"What we are absolutely not about is providing warehousing for children in child care," she says. But surely she has to accept, as the research says, that young children can suffer adverse effects if they are sent to daycare nurseries at too young an age? Mrs Hodge has seen the research - The Effective Provision of Preschool Education - in full, together with every other piece of research on this issue - "Not a week goes by when I don't see some research." This particular claim, she says, is based on a very small sample and shows that "if under the age of two they [the children] spend 40 hours a week in a nursery, it has a slight impact on their behaviour". Yet, she points out, although nearly 70% of women now return to work within a year of childbirth, eight out of 10 of them work part-time. Most children are not stuck in nurseries for 40 hours a week.

What is more, she's adamant that if the care is of a high enough quality, a day nursery can be of great benefit. Quoting the Swedish example, where child care infrastructure has been developed over 20 years, Mrs Hodge points out that 85% of young children there attend day nurseries: "Their research shows that children in day nursery settings actually do better than children who are either cared for at home by their parents, or in homecare."

But what of the US study, also quoted in the Guardian's report, from the National Institute of Child Health and Human Development, which seemed to find a similar link between time spent in daycare and aggressive behaviour? "You go to American nurseries and the quality is awful," says Mrs Hodge, "and we know from the American research that if you put poor children in poor-quality homes they will get poor outcomes."

So, is she really happy that the government's new scheme - to pilot free nursery education for two-year-olds in 500 areas - is the right way forward, given that it is very young children who apparently suffer the most adverse effects from nursery?

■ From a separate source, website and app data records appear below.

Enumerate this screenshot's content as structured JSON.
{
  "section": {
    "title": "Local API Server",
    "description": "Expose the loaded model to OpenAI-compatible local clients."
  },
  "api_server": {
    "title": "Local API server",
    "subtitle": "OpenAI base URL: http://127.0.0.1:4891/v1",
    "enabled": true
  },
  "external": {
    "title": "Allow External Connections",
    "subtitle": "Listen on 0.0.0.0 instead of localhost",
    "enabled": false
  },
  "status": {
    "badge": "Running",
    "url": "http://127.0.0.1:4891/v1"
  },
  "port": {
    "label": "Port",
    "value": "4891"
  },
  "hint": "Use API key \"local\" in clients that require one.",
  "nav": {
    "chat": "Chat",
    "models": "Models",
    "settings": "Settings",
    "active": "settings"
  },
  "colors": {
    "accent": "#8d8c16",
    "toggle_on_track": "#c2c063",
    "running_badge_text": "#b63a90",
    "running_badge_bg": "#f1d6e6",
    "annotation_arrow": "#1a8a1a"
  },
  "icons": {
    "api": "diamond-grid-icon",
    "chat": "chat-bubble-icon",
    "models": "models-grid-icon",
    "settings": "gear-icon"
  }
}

Yes, yes, yes, she says, this proposal is absolutely based on the evidence: "What the EPPE [Effective Provision of Preschool Education] research shows is that for children from disadvantaged background, high-quality, integrated child care - educare - as we know call it, has enormous benefits."

She stresses constantly the importance of quality child care, and points up the government's efforts to raise standards.

- reprinted from the Guardian